Mr. Pruitt’s remarks come as the Trump administration prepares to roll back President Barack Obama’s two signature global warming policies: a pair of sweeping regulations intended to curb carbon dioxide emissions from vehicles and power plant smokestacks.

Incredible. If these regulations are rolled back, I believe we are taking a step back as a global leader in lowering carbon dioxide emissions. I believe we also increase the probability of irreversible changes to both our local weather and climate and the global climate above and beyond the changes we see today.

What’s the educational case for integration?

There are three reasons: the kids, the parents and the teachers.

Kids who have big dreams and are expecting to go on to college are less likely to cause disruption, cut classes and are more likely to be academically engaged.

On average, those peers are found more often in economically mixed than in high-poverty schools.

It’s also an advantage to be in a classroom where your peers are high-achieving. For example, children of professionals have bigger vocabularies on average than low-income students, and that will rub off.

As for the parents, again, not attaching any blame, but middle-class parents are more likely to be PTA members and volunteer in class. That parental involvement benefits every child in a school.

And finally, the teachers deemed more effective are more likely to be found in economically mixed schools. That has to do with those first two factors. It’s easier to teach in a school with fewer discipline issues and with parents who are there to help out.

A friend of mine is passionate about this issue. I believe there’s something to this.

You may not be surprised to learn that pizza production at Domino’s hasn’t changed much in the 57 years since the company was founded. It’s still essentially hands on the dough and in the cheese. There’s been only one important advance: the spoodle, a ladle with a flat bottom that allows workers to spread the sauce evenly and quickly. A franchisee came up with the idea in 1985, and it’s become a restaurant industry essential…

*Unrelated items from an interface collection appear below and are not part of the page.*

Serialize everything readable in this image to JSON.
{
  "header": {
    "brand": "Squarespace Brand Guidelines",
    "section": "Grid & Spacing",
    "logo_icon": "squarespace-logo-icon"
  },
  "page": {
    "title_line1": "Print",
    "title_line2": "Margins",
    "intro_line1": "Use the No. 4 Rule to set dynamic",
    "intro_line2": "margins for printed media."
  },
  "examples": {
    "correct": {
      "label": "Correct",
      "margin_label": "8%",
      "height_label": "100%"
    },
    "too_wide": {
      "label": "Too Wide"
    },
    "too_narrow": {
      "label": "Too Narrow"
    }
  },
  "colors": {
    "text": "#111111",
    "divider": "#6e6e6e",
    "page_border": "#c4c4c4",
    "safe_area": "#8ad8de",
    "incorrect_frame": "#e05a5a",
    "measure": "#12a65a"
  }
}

As the company has built up its tech cred, its financial fortunes have been rising. Since the end of 2008, when Domino’s was threatened by declining sales and distressed franchisees, its share price has increased 60-fold. The company is now worth $9 billion. The second-biggest U.S. chain has also been stealing customers from rivals, notably from the biggest, Pizza Hut Inc. Domino’s went from having a 9 percent share of the pizza restaurant market in 2009 to 15 percent in 2016, according to research firm NPD Crest. Sales at established locations in the U.S. increased every year during that time, last year rising 10.5 percent, the fastest growth rate among the top 10 quick-service chains. Customer loyalty is also the highest among pizza chains, according to consultancy Brand Keys. Domino’s makes money from the royalties paid by its franchisees, who own about 97 percent of the restaurants, and from the ingredients it sells them. In 2016 global sales for the chain, including franchisees, were $10.9 billion; revenue for Domino’s itself was $2.5 billion.